- [Task statement] Please go line by line through the material and copy each one containing the word "arrow".

*** Given records Section Begins ***

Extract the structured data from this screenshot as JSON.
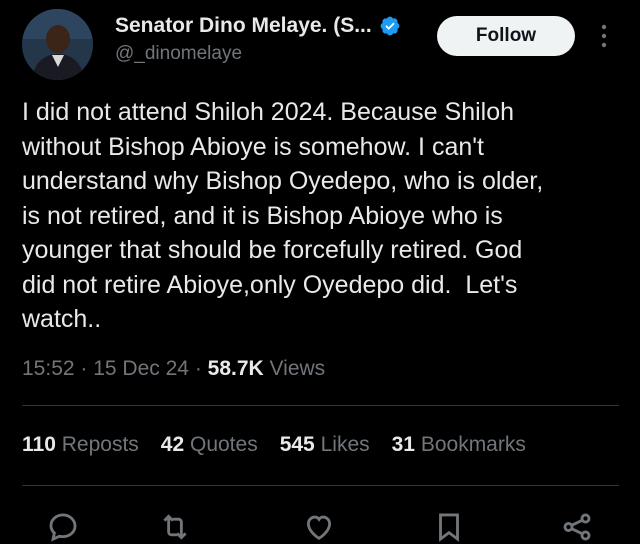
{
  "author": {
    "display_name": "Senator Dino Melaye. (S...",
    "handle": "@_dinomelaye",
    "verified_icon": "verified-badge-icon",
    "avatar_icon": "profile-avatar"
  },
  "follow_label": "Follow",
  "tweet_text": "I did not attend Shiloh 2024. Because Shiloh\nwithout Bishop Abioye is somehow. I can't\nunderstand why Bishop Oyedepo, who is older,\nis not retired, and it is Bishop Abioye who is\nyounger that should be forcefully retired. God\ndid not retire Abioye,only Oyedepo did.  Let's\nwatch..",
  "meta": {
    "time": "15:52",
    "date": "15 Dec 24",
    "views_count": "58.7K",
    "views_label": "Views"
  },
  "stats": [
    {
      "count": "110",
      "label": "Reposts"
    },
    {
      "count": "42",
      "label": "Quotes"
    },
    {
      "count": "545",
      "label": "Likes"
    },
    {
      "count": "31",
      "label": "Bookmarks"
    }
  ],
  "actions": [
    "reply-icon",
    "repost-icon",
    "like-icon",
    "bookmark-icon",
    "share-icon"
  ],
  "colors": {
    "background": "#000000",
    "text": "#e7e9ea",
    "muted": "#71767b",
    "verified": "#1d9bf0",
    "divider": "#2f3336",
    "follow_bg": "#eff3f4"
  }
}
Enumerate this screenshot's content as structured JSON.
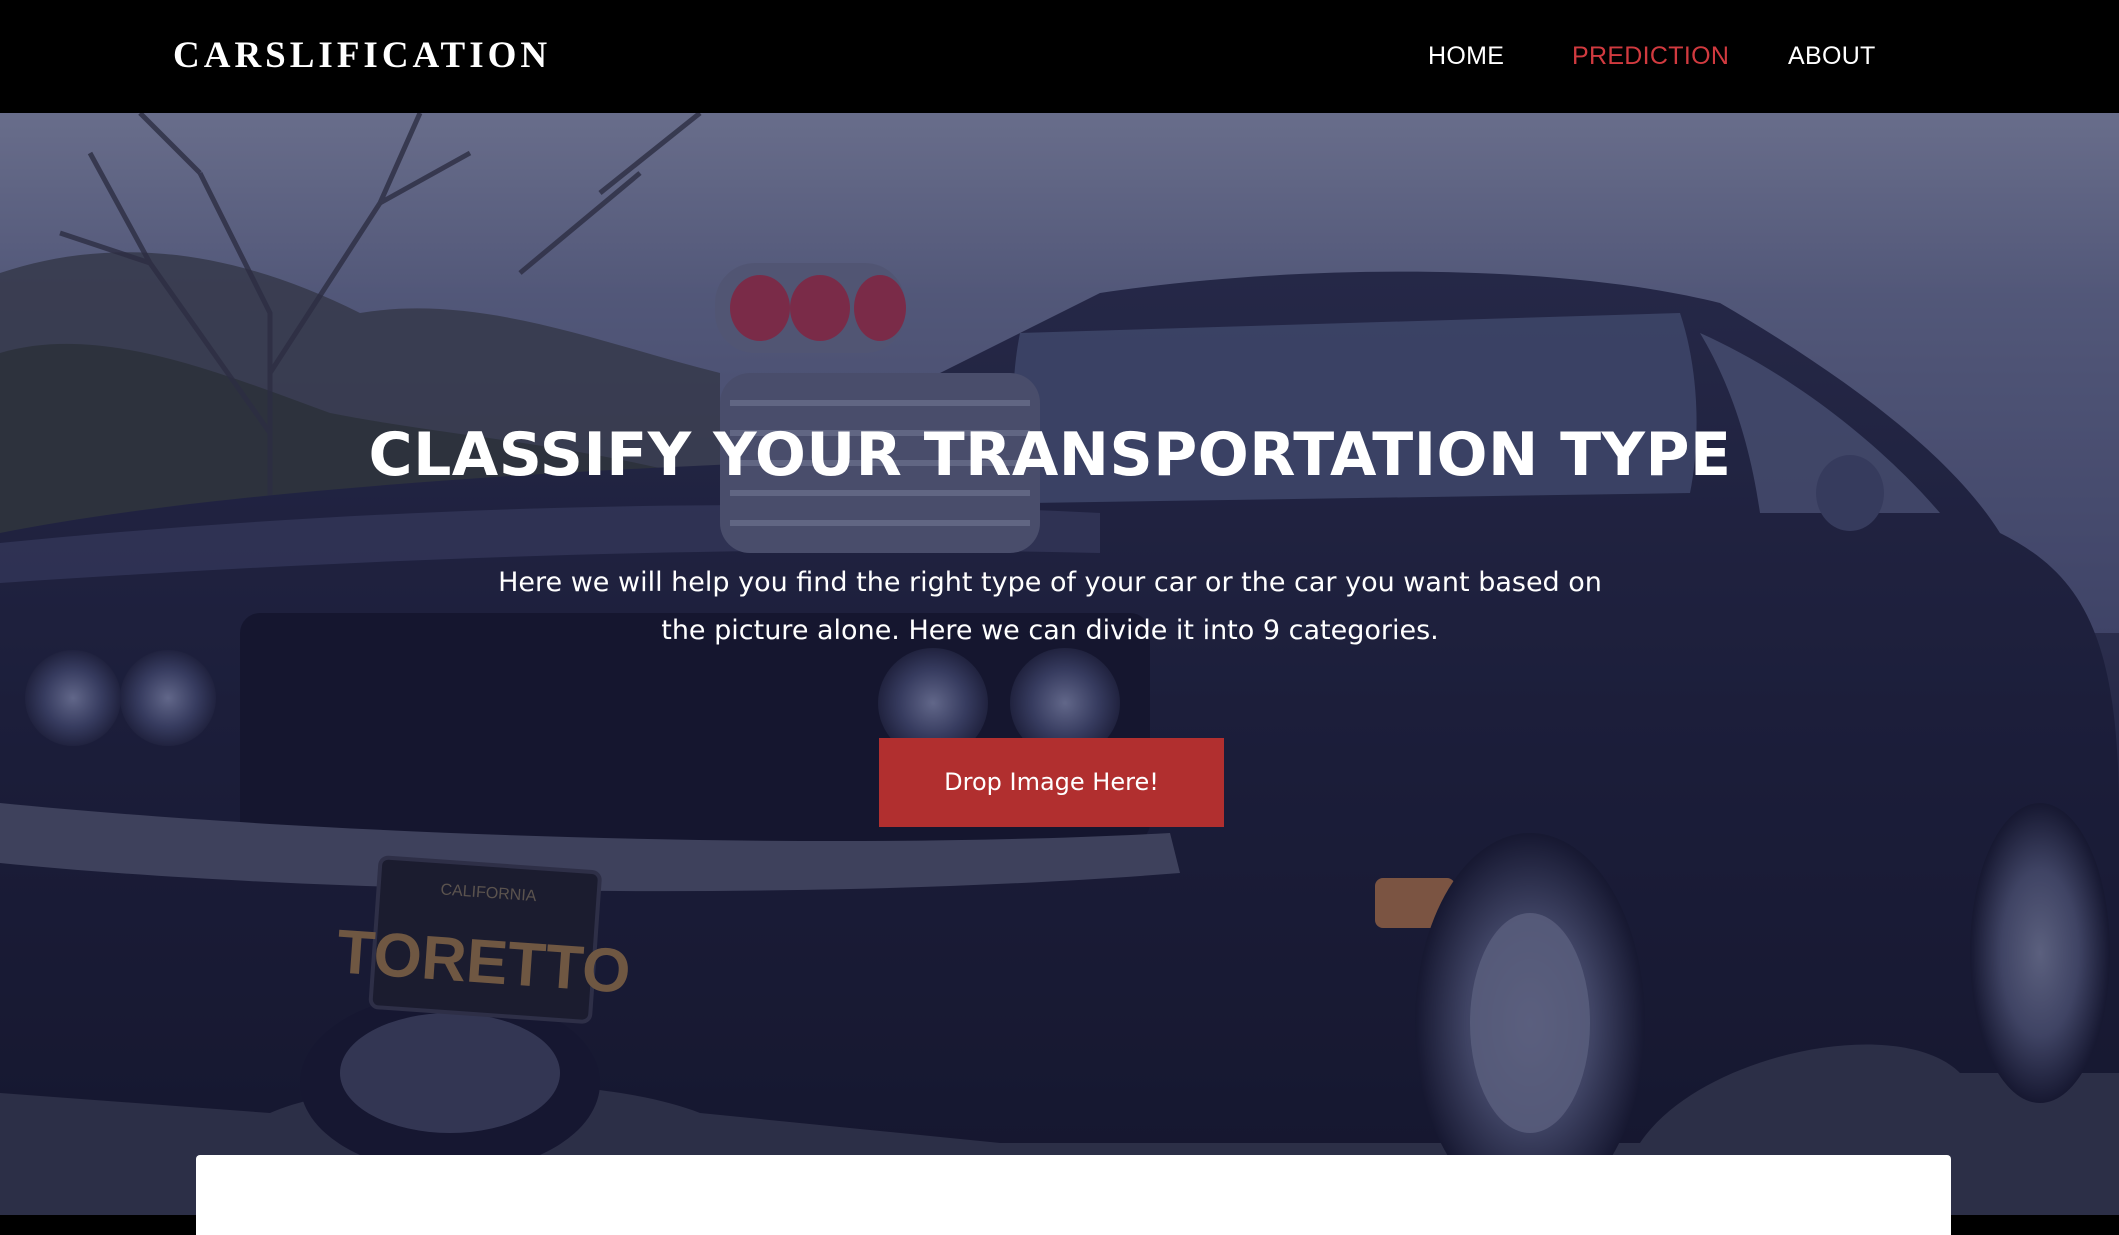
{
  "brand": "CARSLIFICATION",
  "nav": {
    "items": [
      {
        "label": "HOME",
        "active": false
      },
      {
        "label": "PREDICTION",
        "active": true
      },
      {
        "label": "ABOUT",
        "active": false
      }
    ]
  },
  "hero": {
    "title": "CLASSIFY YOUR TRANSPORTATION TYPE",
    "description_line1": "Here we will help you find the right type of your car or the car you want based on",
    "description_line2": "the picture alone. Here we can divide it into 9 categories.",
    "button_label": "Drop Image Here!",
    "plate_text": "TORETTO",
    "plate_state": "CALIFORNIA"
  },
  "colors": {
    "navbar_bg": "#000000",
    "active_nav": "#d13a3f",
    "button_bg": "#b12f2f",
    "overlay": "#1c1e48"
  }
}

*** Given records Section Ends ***
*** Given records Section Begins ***

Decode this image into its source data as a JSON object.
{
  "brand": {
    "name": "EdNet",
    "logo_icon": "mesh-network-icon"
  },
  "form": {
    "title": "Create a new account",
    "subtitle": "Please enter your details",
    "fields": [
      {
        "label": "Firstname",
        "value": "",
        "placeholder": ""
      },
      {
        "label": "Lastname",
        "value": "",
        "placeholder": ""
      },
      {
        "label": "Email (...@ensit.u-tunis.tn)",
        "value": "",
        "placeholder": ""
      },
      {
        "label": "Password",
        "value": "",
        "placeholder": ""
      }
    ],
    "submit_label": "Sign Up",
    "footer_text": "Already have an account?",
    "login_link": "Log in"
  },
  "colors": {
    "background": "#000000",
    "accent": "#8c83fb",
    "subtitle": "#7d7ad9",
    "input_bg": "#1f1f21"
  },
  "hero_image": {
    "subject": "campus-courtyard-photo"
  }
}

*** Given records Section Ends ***
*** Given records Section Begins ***

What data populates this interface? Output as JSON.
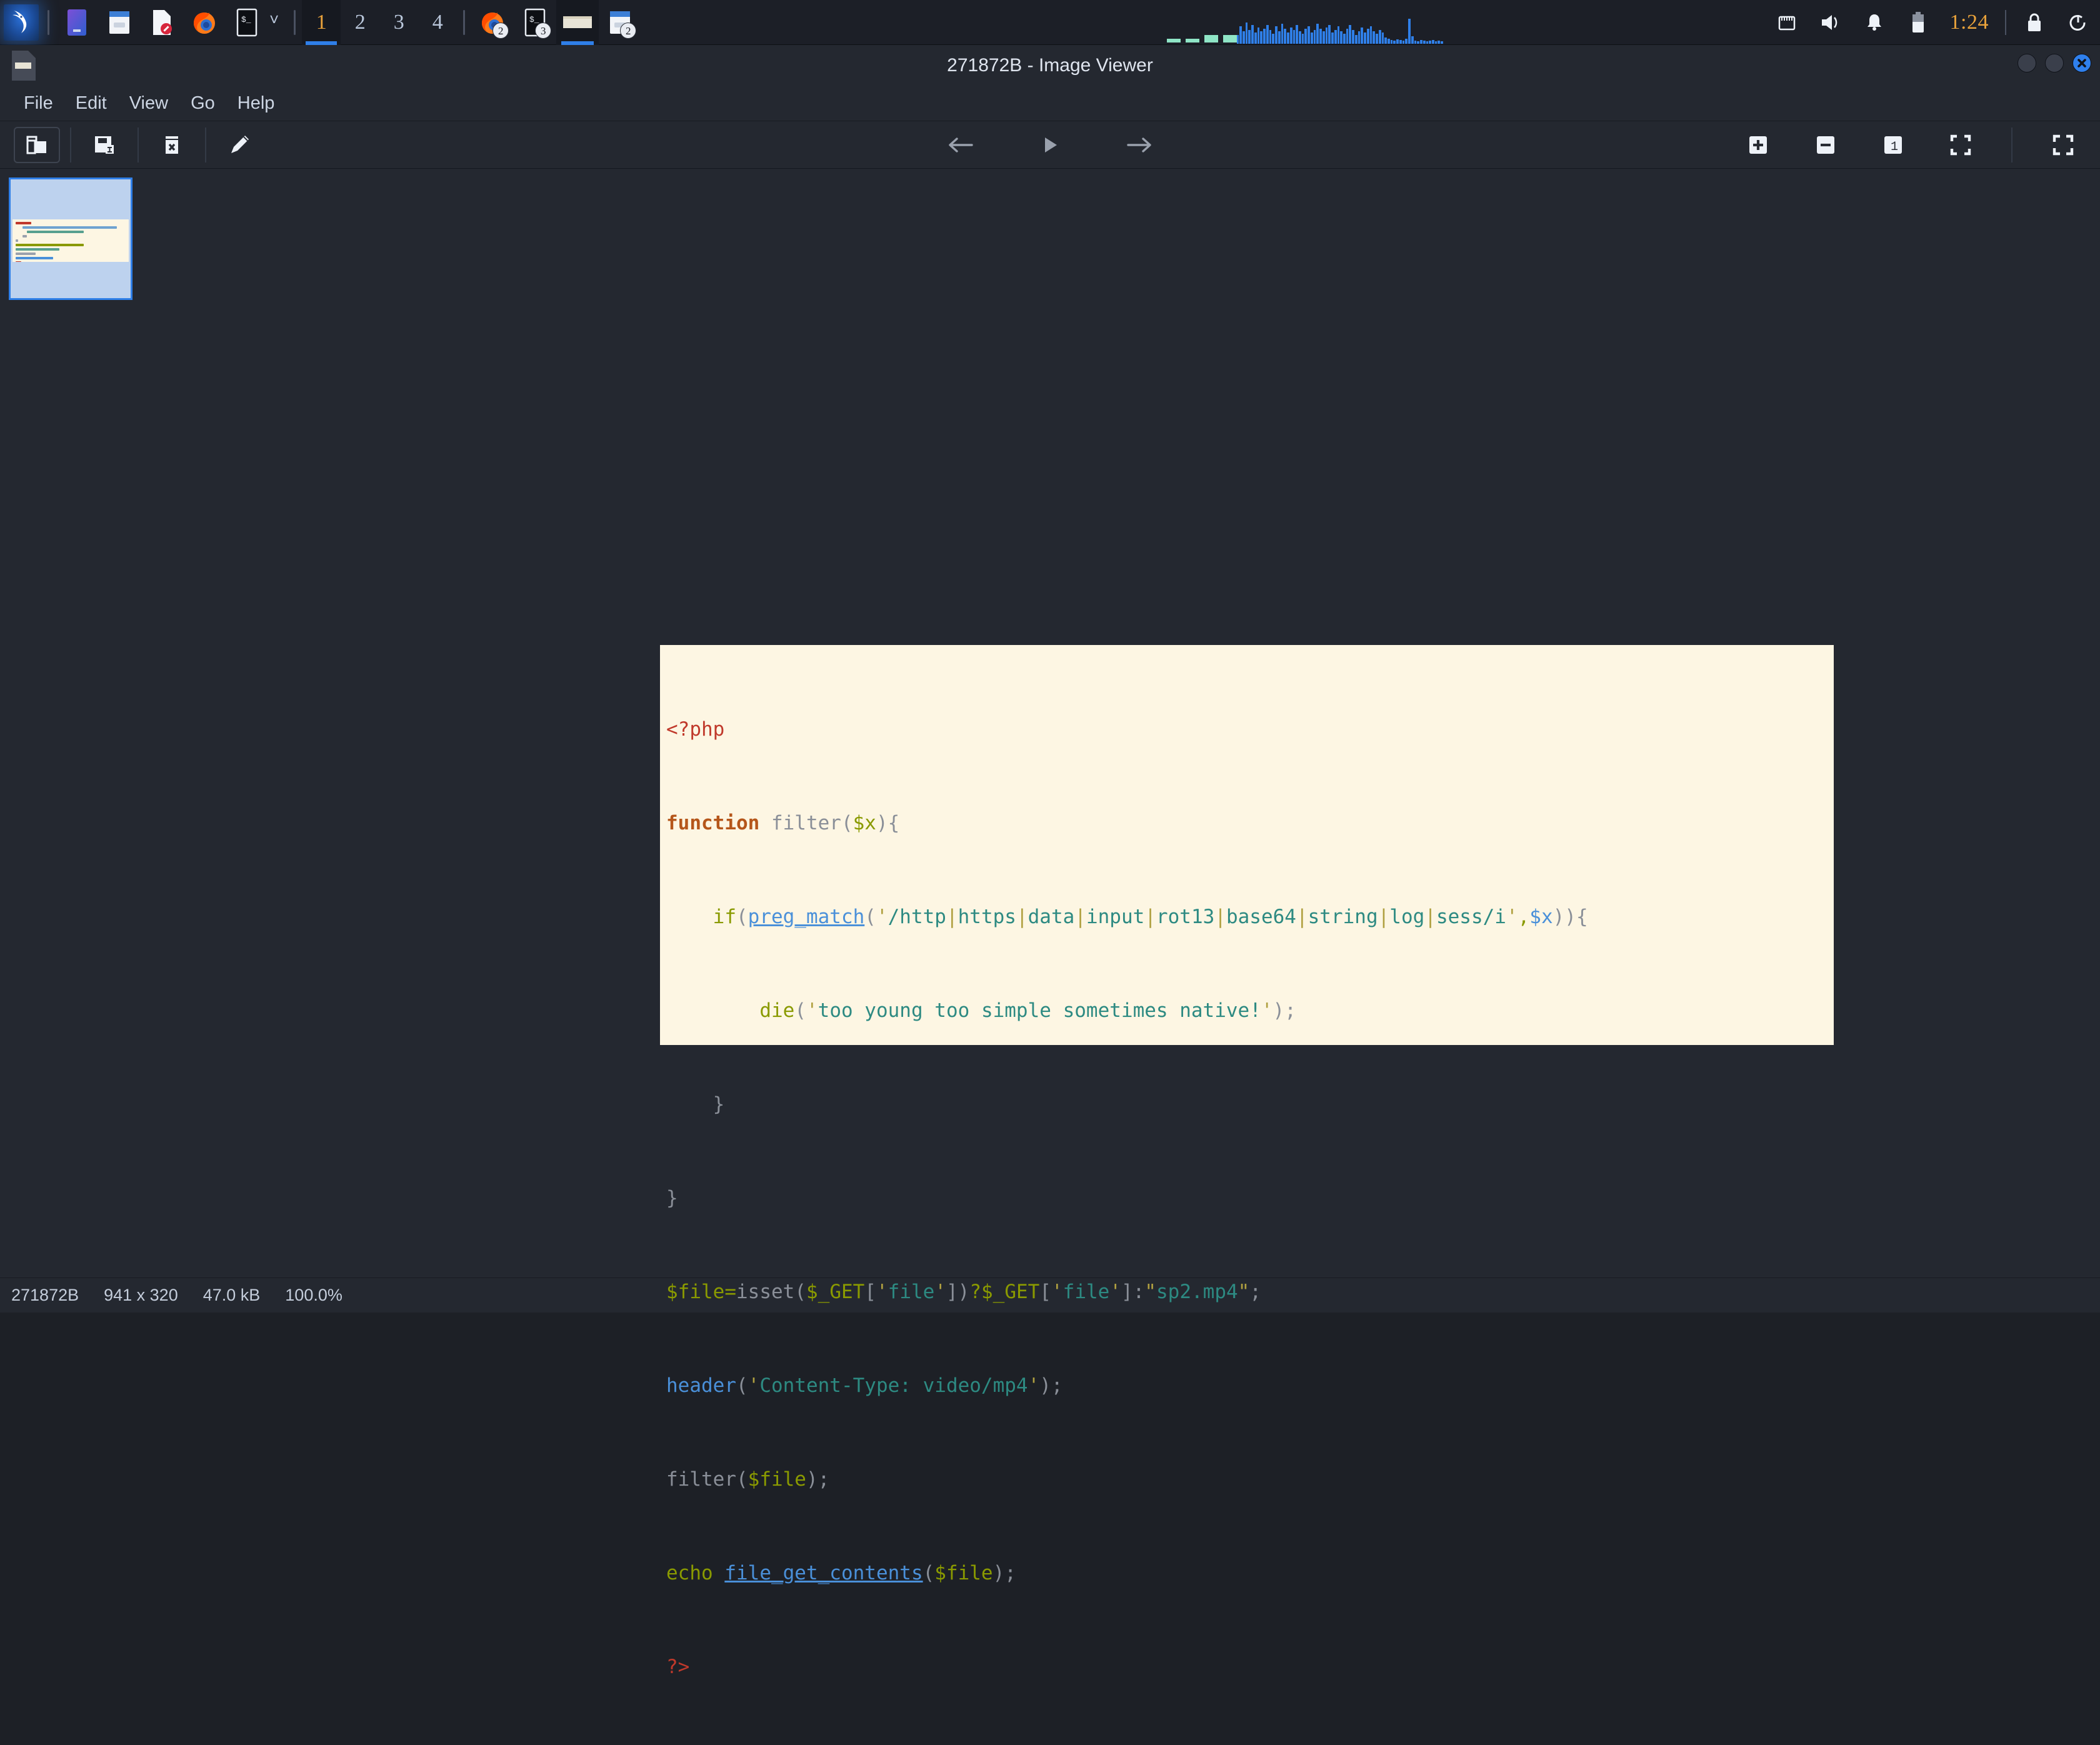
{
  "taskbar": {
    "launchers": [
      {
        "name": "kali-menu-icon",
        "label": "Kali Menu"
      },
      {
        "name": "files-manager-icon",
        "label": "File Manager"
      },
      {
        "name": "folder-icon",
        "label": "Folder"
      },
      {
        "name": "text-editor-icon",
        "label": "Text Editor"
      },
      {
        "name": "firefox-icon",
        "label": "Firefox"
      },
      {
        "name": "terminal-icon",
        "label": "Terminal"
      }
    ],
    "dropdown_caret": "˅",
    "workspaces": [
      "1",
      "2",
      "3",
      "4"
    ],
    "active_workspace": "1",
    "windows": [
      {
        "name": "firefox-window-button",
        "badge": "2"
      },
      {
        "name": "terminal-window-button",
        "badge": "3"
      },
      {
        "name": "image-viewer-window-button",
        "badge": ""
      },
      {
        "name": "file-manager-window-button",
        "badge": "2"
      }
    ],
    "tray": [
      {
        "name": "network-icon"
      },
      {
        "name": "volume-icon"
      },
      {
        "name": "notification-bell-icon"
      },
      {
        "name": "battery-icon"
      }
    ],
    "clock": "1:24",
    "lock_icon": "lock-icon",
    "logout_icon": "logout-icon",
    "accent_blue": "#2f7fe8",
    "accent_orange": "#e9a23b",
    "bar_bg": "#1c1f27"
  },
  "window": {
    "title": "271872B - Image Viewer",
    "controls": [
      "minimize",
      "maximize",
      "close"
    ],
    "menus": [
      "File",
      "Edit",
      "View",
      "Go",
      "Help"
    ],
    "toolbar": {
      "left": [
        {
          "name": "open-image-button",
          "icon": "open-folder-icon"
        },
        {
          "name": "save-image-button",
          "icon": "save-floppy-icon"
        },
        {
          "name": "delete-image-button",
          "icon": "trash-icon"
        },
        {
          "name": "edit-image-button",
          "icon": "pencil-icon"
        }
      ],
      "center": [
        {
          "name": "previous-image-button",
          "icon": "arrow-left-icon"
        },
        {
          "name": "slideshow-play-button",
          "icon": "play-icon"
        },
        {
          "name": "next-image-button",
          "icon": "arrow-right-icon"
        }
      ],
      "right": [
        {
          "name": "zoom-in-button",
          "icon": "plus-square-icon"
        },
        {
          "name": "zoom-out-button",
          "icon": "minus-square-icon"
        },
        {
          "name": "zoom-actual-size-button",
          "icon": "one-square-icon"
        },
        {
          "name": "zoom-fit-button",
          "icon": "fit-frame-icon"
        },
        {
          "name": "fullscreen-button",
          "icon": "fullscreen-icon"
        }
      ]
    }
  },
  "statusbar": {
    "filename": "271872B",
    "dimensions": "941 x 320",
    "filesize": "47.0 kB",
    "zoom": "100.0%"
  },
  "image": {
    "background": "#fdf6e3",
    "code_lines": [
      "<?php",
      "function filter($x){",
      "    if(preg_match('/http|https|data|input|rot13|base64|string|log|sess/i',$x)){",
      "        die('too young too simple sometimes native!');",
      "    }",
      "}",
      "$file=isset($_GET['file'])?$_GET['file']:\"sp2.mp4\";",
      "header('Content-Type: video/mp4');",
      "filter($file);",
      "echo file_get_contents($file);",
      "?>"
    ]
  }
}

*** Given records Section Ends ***

- [The completed task]
          "icon": "arrow-left-icon"
          "icon": "arrow-right-icon"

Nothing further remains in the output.